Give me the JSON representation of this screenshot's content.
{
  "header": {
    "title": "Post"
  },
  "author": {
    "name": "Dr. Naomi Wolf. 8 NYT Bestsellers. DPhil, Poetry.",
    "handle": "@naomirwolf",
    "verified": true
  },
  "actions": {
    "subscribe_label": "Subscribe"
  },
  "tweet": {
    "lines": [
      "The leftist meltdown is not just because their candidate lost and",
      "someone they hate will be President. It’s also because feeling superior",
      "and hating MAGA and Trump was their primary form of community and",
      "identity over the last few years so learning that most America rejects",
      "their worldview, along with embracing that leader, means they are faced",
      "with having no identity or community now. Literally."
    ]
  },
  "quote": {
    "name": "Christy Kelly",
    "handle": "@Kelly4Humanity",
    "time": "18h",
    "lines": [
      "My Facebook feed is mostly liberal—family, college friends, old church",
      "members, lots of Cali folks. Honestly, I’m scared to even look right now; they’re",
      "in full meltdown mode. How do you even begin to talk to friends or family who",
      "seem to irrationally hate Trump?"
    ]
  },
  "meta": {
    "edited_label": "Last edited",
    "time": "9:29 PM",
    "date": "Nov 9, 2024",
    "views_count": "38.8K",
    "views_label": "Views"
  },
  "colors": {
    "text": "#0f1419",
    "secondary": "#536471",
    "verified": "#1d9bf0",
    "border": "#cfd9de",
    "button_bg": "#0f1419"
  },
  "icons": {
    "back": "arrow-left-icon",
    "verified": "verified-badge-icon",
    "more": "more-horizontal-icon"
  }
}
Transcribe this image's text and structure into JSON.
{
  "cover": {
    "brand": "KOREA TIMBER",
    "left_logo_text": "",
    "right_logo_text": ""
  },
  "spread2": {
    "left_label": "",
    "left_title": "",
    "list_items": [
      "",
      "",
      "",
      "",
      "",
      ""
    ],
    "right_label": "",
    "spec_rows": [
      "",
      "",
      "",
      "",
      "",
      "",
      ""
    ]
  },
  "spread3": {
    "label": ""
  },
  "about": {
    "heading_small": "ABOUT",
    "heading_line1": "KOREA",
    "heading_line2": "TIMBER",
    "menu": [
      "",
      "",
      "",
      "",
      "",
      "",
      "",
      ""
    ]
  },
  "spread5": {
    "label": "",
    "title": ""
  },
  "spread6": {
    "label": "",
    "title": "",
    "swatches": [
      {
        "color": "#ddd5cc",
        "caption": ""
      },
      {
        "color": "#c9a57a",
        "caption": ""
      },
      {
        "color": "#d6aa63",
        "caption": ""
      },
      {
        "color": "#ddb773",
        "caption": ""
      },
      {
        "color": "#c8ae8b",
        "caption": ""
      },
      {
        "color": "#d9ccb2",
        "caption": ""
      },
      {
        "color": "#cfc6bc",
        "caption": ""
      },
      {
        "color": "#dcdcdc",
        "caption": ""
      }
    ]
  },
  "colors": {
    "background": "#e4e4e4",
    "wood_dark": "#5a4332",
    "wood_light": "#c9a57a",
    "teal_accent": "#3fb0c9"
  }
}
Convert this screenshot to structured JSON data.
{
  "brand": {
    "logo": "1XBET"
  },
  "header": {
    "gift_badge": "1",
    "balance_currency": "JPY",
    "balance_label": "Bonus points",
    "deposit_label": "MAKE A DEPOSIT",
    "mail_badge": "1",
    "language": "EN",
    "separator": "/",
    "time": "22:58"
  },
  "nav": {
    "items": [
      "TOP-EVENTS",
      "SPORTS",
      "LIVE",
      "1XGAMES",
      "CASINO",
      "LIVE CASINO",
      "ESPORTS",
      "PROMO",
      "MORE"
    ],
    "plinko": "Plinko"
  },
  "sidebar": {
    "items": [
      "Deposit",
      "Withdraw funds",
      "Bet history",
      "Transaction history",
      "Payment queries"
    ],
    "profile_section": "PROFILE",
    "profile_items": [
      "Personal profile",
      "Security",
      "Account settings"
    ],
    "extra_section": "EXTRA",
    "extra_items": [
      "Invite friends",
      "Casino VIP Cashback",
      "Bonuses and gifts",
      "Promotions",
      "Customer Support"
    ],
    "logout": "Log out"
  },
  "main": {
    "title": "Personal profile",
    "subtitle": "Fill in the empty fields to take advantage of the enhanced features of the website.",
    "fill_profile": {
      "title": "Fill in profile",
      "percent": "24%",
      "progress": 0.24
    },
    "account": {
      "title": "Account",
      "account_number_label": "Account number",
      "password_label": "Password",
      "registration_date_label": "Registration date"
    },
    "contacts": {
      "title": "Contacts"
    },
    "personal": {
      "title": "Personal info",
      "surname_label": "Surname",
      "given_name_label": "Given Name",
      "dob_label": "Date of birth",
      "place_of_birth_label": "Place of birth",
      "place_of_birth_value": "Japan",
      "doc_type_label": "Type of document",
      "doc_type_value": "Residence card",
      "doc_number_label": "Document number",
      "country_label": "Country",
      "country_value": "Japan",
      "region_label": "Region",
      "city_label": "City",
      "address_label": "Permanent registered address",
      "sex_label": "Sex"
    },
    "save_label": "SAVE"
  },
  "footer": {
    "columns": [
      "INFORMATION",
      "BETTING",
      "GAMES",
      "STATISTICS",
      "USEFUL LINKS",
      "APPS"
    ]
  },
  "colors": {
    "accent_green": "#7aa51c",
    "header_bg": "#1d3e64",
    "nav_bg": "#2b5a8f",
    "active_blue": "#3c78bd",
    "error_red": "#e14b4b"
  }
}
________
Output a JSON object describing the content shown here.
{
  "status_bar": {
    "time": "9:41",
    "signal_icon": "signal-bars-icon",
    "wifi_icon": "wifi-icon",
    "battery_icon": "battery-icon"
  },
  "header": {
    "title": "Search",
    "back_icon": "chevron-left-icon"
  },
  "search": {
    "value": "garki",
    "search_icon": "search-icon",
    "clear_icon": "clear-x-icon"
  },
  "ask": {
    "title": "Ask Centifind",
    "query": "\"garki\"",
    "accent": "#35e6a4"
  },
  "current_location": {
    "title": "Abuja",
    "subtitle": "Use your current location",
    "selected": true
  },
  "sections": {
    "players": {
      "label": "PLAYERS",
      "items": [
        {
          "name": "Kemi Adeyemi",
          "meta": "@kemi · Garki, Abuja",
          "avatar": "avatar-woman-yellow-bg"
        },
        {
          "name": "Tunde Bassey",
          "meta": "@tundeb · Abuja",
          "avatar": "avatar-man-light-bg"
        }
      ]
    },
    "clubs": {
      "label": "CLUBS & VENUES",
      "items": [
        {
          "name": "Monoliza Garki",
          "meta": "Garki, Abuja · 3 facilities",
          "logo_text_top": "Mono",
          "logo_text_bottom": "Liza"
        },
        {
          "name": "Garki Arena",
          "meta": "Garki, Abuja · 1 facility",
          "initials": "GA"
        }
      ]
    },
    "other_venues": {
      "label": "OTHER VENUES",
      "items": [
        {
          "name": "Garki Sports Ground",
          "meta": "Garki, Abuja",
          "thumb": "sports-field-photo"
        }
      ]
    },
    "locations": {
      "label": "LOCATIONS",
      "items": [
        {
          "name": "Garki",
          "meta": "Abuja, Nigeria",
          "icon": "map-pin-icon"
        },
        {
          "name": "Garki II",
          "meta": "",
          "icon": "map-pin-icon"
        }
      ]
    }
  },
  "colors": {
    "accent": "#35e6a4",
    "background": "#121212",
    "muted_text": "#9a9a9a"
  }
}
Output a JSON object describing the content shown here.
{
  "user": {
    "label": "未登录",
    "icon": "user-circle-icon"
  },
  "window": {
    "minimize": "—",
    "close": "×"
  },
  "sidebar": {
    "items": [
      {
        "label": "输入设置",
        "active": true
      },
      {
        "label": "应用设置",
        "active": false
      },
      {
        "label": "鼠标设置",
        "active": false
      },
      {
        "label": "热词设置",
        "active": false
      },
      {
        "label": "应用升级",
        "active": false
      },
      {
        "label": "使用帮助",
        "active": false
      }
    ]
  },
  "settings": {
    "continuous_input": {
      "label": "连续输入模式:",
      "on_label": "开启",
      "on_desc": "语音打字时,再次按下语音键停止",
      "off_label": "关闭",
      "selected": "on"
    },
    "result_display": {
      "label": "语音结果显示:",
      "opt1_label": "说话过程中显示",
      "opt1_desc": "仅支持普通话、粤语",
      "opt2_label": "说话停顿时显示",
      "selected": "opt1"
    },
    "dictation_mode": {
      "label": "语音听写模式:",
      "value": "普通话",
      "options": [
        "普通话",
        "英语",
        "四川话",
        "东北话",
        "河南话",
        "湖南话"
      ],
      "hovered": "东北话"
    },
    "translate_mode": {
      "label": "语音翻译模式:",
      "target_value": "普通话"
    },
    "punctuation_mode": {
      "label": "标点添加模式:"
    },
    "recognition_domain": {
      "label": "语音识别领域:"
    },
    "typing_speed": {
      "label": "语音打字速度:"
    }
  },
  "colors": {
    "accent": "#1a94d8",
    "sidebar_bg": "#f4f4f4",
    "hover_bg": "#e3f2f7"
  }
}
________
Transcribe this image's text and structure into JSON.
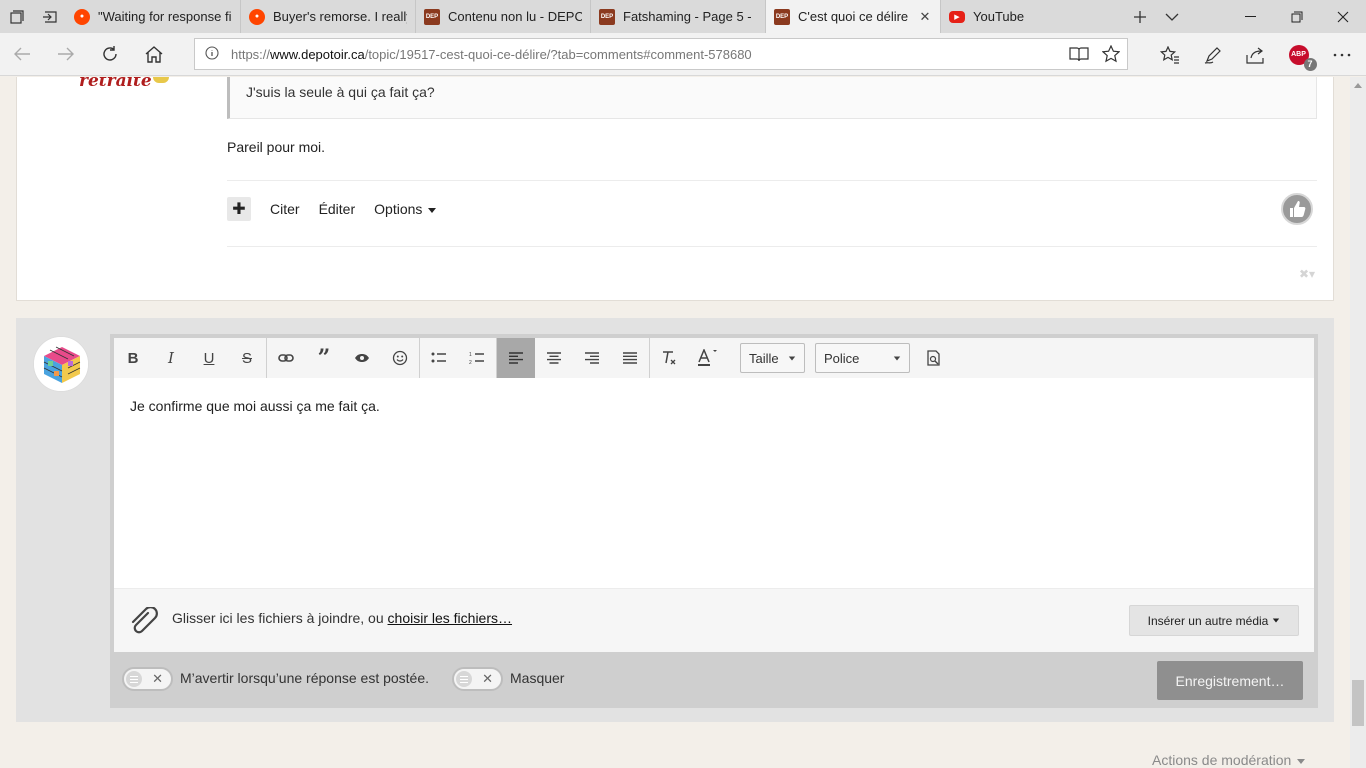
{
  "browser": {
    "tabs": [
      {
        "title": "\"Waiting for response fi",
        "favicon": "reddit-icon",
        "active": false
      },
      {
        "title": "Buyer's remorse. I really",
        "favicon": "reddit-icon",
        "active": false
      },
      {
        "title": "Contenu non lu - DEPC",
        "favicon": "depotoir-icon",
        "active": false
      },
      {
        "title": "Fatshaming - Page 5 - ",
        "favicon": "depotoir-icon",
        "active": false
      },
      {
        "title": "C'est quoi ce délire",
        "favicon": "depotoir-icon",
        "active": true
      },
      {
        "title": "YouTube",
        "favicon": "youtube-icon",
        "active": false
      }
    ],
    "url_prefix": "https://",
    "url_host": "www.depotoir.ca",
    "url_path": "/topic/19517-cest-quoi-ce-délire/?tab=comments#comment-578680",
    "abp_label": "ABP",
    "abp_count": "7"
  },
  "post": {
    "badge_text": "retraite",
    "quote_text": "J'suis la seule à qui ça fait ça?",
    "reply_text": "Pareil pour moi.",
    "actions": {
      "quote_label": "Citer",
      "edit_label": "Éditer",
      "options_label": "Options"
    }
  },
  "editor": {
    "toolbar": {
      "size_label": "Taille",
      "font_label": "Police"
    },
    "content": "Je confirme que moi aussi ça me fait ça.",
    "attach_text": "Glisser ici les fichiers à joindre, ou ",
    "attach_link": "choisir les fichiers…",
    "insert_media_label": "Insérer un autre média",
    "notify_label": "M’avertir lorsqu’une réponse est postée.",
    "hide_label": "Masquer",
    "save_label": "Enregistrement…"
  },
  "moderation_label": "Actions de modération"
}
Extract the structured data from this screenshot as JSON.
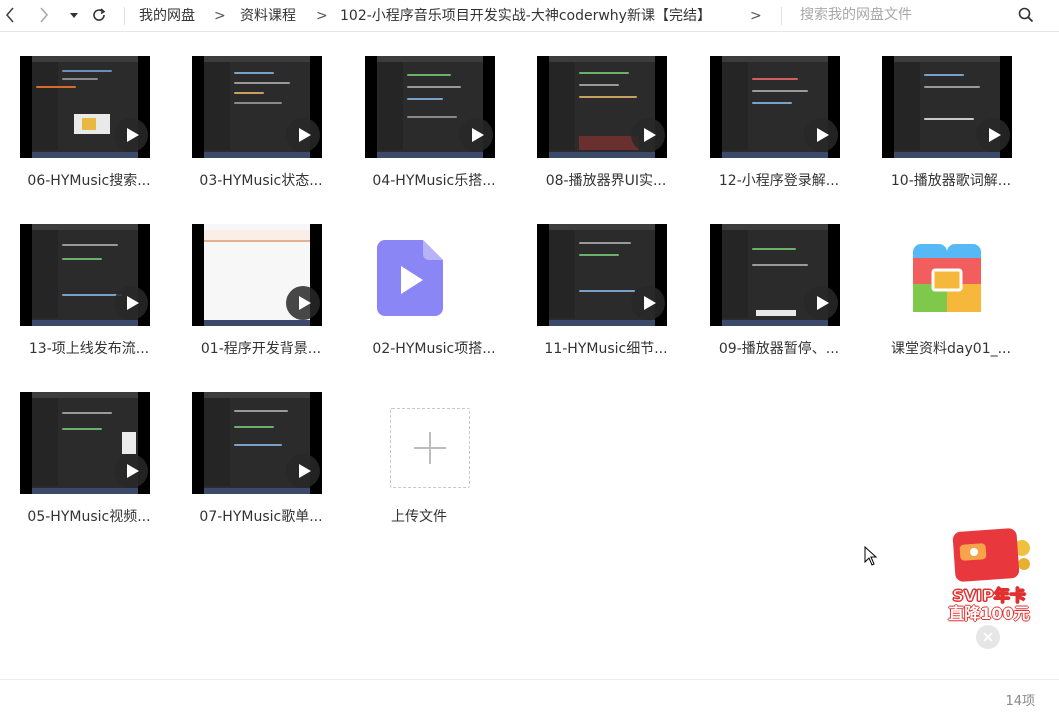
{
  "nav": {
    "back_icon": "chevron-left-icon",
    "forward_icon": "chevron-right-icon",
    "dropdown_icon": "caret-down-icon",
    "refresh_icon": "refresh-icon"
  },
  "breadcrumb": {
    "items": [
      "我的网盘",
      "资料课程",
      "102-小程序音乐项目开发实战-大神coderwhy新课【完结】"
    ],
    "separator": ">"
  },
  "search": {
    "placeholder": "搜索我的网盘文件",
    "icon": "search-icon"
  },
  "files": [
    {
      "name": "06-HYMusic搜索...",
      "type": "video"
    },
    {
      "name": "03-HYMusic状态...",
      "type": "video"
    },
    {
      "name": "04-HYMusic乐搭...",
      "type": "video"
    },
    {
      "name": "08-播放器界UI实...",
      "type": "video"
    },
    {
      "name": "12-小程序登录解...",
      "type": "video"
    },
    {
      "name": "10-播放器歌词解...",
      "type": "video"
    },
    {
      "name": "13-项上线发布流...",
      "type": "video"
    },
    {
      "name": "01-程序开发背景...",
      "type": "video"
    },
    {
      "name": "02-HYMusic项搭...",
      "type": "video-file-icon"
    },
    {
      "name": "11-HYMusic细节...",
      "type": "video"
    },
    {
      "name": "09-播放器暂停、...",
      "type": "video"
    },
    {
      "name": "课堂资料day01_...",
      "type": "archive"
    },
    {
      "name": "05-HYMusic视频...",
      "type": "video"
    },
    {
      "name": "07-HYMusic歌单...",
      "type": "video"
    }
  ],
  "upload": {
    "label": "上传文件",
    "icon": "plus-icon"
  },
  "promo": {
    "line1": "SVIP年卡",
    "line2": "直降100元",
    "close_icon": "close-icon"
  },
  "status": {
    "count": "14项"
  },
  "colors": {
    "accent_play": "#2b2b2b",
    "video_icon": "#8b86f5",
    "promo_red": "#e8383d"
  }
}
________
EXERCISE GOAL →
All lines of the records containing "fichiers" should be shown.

RESPONSE FOR THIS EXERCISE →
    "attach_text": "Glisser ici les fichiers à joindre, ou ",
    "attach_link": "choisir les fichiers…",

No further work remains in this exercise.